**Task statement:** Every line that holds the word "JSON" needs to be copied from the data below.

↓↓↓

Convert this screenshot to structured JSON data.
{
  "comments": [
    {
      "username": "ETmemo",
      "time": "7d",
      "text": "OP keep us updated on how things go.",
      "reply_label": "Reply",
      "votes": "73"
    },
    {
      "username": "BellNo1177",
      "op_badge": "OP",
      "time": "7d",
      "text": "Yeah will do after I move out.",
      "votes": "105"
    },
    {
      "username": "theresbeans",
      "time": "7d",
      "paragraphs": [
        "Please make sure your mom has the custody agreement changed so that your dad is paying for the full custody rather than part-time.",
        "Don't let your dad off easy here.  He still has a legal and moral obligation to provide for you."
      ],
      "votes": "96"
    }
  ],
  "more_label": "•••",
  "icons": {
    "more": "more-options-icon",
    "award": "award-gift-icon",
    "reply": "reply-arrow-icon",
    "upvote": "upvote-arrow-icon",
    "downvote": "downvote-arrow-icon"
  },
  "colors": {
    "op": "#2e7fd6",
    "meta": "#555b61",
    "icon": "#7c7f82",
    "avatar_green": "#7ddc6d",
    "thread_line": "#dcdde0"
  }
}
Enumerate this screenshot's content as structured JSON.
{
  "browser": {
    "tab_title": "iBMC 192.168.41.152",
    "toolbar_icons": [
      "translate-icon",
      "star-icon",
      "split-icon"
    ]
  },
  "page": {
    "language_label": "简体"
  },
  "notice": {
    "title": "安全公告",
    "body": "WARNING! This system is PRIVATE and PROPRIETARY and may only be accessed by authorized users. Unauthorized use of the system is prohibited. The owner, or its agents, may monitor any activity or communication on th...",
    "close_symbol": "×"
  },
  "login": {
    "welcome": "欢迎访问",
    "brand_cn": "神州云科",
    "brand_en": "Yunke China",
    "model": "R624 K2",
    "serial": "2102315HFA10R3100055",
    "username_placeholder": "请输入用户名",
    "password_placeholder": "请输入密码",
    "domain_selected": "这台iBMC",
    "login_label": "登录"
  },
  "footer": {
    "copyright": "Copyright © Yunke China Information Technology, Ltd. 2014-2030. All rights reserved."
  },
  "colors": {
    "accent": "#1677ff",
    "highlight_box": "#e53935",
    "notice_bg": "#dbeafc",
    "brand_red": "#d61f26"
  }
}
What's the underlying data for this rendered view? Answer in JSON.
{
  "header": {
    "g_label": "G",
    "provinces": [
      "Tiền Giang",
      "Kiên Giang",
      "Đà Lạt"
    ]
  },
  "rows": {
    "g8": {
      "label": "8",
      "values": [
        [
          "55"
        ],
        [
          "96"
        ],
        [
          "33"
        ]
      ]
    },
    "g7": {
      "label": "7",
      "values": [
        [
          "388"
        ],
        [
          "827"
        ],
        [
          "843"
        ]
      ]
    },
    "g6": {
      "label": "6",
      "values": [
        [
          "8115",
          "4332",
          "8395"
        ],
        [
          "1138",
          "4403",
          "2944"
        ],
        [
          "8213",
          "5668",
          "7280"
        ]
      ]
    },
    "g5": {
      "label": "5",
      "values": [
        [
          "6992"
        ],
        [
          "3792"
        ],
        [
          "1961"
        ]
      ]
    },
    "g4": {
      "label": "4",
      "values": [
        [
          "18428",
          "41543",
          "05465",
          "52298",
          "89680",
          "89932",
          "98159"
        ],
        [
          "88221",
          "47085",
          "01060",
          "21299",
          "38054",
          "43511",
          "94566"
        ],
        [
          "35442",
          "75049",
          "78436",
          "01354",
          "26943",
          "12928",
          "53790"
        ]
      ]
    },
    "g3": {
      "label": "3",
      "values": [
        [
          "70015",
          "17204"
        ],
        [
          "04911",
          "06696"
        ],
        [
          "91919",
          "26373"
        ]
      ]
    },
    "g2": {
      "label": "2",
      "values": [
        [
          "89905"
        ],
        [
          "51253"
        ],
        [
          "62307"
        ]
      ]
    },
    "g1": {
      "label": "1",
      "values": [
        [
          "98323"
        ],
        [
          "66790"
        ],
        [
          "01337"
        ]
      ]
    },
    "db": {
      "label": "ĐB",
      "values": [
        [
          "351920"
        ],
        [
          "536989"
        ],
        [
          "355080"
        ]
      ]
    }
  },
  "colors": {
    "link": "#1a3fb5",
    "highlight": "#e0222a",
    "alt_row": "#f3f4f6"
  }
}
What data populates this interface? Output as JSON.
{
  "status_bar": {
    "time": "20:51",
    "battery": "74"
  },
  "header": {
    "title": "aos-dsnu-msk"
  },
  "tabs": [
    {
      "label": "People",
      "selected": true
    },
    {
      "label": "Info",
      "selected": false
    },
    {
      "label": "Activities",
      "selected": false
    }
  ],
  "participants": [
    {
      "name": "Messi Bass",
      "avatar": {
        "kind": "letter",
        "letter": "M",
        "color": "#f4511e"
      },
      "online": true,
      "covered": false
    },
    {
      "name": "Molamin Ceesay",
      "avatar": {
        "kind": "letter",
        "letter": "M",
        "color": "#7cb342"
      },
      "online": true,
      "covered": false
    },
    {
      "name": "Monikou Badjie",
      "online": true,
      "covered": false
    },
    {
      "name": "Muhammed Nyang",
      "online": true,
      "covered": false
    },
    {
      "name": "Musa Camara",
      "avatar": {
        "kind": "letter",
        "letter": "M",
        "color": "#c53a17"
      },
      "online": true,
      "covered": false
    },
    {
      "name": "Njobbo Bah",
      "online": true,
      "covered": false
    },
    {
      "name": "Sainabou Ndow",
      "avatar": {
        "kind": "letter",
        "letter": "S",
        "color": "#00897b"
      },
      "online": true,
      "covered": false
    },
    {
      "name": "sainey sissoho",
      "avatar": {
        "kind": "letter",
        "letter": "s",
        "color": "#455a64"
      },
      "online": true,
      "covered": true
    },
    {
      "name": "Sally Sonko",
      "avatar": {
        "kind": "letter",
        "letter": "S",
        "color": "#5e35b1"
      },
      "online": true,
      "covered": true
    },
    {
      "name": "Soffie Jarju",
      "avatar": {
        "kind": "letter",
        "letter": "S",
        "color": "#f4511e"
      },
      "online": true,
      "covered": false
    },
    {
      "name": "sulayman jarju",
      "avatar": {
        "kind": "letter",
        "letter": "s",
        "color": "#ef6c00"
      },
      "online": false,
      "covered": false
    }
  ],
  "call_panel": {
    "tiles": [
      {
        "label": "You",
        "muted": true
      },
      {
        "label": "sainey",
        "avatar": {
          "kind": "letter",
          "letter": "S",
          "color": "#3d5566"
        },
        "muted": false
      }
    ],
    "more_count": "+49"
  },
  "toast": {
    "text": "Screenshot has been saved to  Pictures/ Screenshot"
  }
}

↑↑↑

**Worked solution:**
Convert this screenshot to structured JSON data.
Enumerate this screenshot's content as structured JSON.
What's the underlying data for this rendered view? Answer in JSON.
What data populates this interface? Output as JSON.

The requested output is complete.